An eruption began on 10th September 1984 with lava spilling over the crater rim. Incandescent blocks rolled 600 m down the NW flank, destroying trees. On 12th September eruptions became Vulcanian in character with pyroclastic flows extending several kilometers from the summit, and ash emissions rising to a height of 15 km.

1981 Mudflows
On 30th June 1981, typhoon Daling triggered mudflows which killed 40 people, injured nine, and left seven missing.

1978 Eruption
An eruption began at Mayon volcano on 7th May 1978 and gradually increased in intensity, reaching a maximum on 22nd May. An aa lava flow emerged from a breach in the summit crater wall and extended down the SW flank directly over the 1968 flow. Activity intensified on 7th March, with ash emissions and incandescent material were ejected. 8000 people were evacuated.

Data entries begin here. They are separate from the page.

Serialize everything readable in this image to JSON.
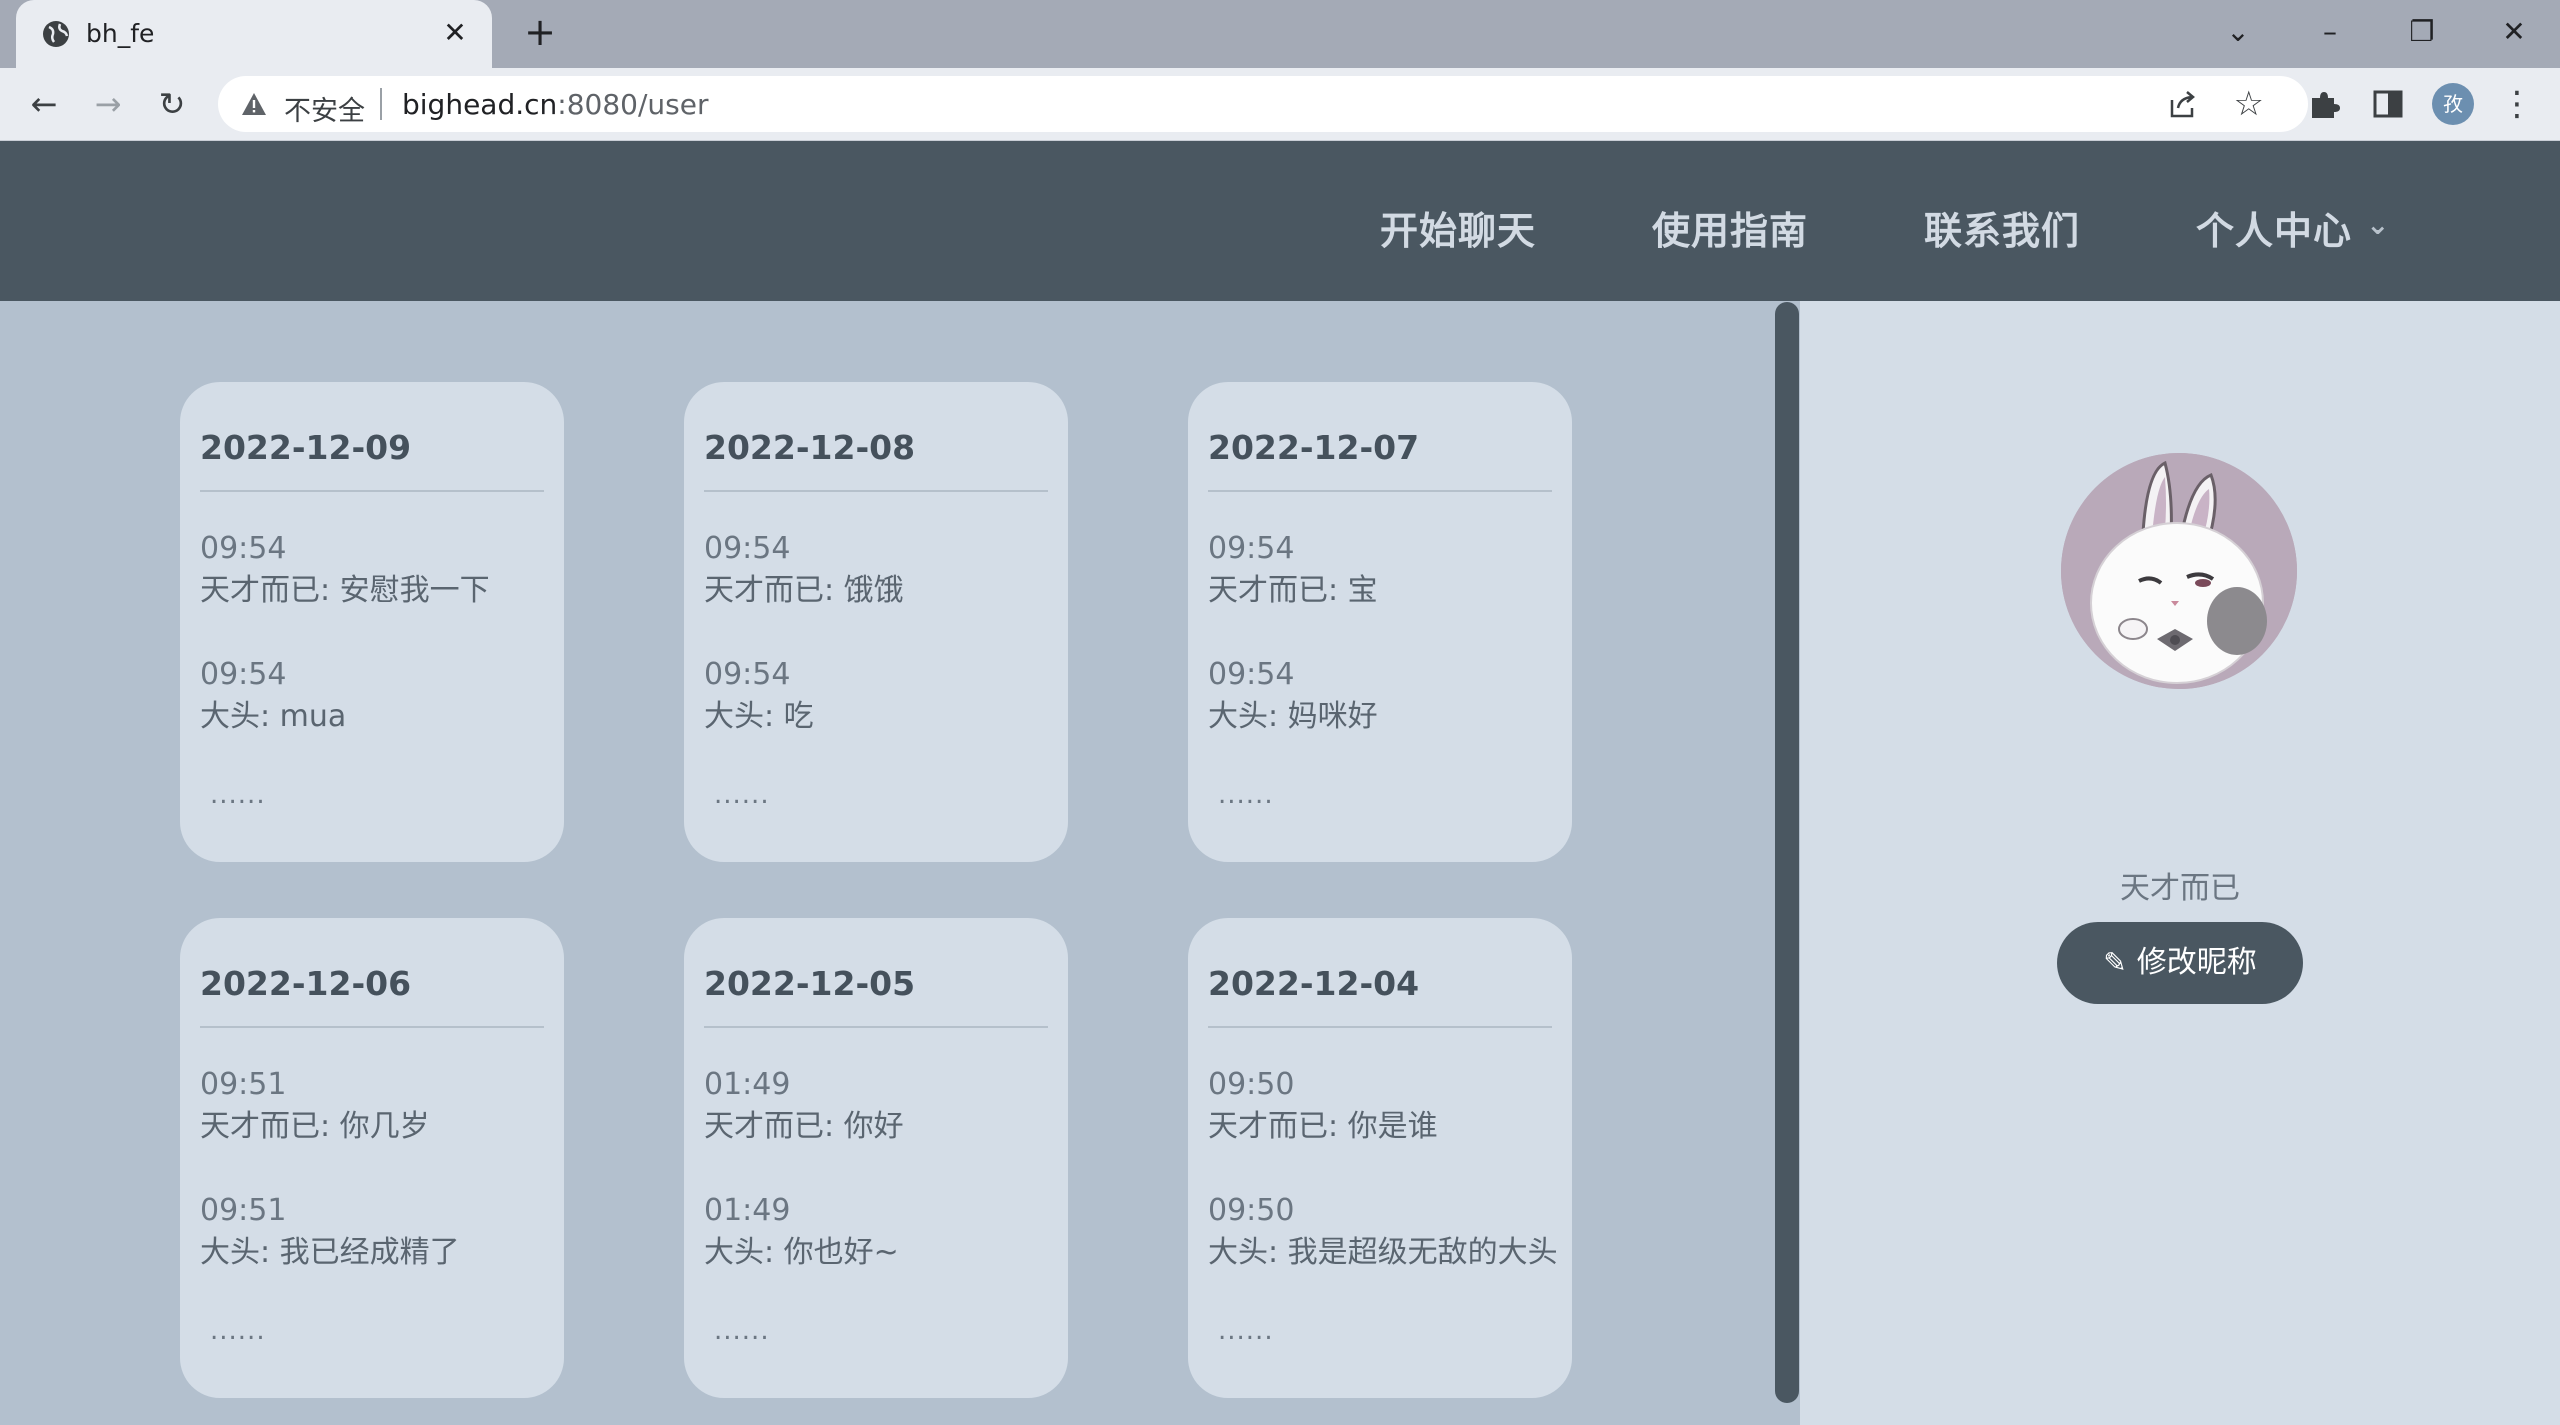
{
  "browser": {
    "tab_title": "bh_fe",
    "insecure_label": "不安全",
    "url_host": "bighead.cn",
    "url_rest": ":8080/user",
    "profile_initial": "孜"
  },
  "nav": {
    "items": [
      "开始聊天",
      "使用指南",
      "联系我们",
      "个人中心"
    ]
  },
  "cards": [
    {
      "date": "2022-12-09",
      "messages": [
        {
          "time": "09:54",
          "text": "天才而已: 安慰我一下"
        },
        {
          "time": "09:54",
          "text": "大头: mua"
        }
      ],
      "more": "......"
    },
    {
      "date": "2022-12-08",
      "messages": [
        {
          "time": "09:54",
          "text": "天才而已: 饿饿"
        },
        {
          "time": "09:54",
          "text": "大头: 吃"
        }
      ],
      "more": "......"
    },
    {
      "date": "2022-12-07",
      "messages": [
        {
          "time": "09:54",
          "text": "天才而已: 宝"
        },
        {
          "time": "09:54",
          "text": "大头: 妈咪好"
        }
      ],
      "more": "......"
    },
    {
      "date": "2022-12-06",
      "messages": [
        {
          "time": "09:51",
          "text": "天才而已: 你几岁"
        },
        {
          "time": "09:51",
          "text": "大头: 我已经成精了"
        }
      ],
      "more": "......"
    },
    {
      "date": "2022-12-05",
      "messages": [
        {
          "time": "01:49",
          "text": "天才而已: 你好"
        },
        {
          "time": "01:49",
          "text": "大头: 你也好~"
        }
      ],
      "more": "......"
    },
    {
      "date": "2022-12-04",
      "messages": [
        {
          "time": "09:50",
          "text": "天才而已: 你是谁"
        },
        {
          "time": "09:50",
          "text": "大头: 我是超级无敌的大头"
        }
      ],
      "more": "......"
    }
  ],
  "profile": {
    "username": "天才而已",
    "edit_button": "修改昵称",
    "avatar_icon": "white-rabbit-avatar"
  },
  "colors": {
    "header_bg": "#4a5761",
    "page_bg": "#b3c0ce",
    "card_bg": "#d4dde7",
    "accent": "#4a5761"
  }
}
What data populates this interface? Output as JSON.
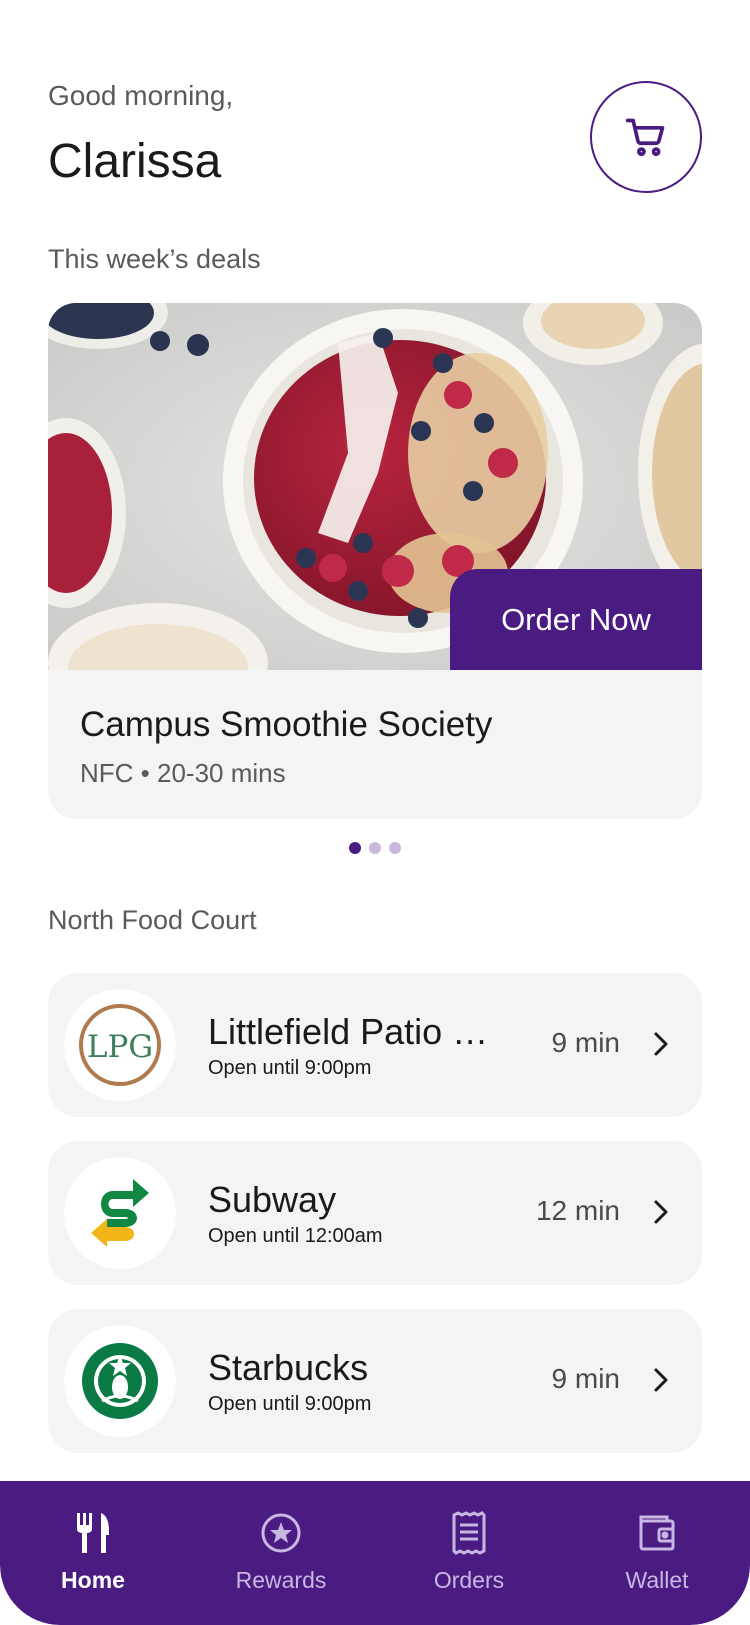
{
  "header": {
    "greeting": "Good morning,",
    "username": "Clarissa"
  },
  "deals": {
    "section_title": "This week’s deals",
    "card": {
      "name": "Campus Smoothie Society",
      "meta": "NFC • 20-30 mins",
      "cta_label": "Order Now"
    },
    "pagination": {
      "count": 3,
      "active": 1
    }
  },
  "food_court": {
    "section_title": "North Food Court",
    "restaurants": [
      {
        "name": "Littlefield Patio Café",
        "hours": "Open until 9:00pm",
        "time": "9 min",
        "logo": "lpg-logo-icon"
      },
      {
        "name": "Subway",
        "hours": "Open until 12:00am",
        "time": "12 min",
        "logo": "subway-logo-icon"
      },
      {
        "name": "Starbucks",
        "hours": "Open until 9:00pm",
        "time": "9 min",
        "logo": "starbucks-logo-icon"
      }
    ]
  },
  "tabbar": {
    "tabs": [
      {
        "label": "Home",
        "icon": "fork-knife-icon",
        "active": true
      },
      {
        "label": "Rewards",
        "icon": "star-badge-icon",
        "active": false
      },
      {
        "label": "Orders",
        "icon": "receipt-icon",
        "active": false
      },
      {
        "label": "Wallet",
        "icon": "wallet-icon",
        "active": false
      }
    ]
  },
  "colors": {
    "brand": "#4a1c82",
    "card_bg": "#f4f4f4",
    "text_secondary": "#5a5a5a"
  }
}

1968 Eruptions
Eruptions began at Mayon volcano on 21st April 1968. By 15th May more than 100 explosions had occurred, 6 people had been killed, and roughly 100 square km had been covered by ashfall, blocky ash flows, and a lava flow. Explosions from the summit crater ejected large quantities of ash and incandescent blocks to a height of 600 m and ash plumes 10 km high. Nuees ardentes descended southwest and reached 7 km from the summit down to an elevation of 200 m. On 27th April a large explosion breached the southwest crater rim and was followed by a viscous aa lava flow which began moving slowly down the southwest flank.

1897 Eruption
A severe eruption began at Mayon volcano on 23rd June 1897. Lava flowed down the side of the volcano for seven miles towards the east. Volcanic ash fell on the surrounding country for 100 miles to the east and 75 miles to the west. The eruption finished on 30th June 1897 and killed 350-400 people.

1814 Eruption
The eruption of Mayon in 1814 was the most destructive historical eruption at the volcano. The six hour eruption killed 1200 people. Fatalities were caused by pyroclastic density currents, port eruption lahars, and fires set alight by hot tephra.

Mayon Volcano Eruptions

2018, 2009-10, 2008, 2006, 2004, 2003, 2002, 2001, 1993, 1984, 1978, 1968, 1947, 1943, 1941, 1939, 1938, 1928, 1900, 1897, 1896, 1895, 1893, 1891-92, 1890, 1888, 1886-87, 1885, 1881-82, 1876, 1873, 1872, 1871-72, 1868, 1863?, 1862, 1861, 1860, 1859, 1858, 1857, 1855, 1853, 1851, 1846, 1845, 1839, 1834-35, 1827-28, 1814, 1811?, 1800, 1766, 1616.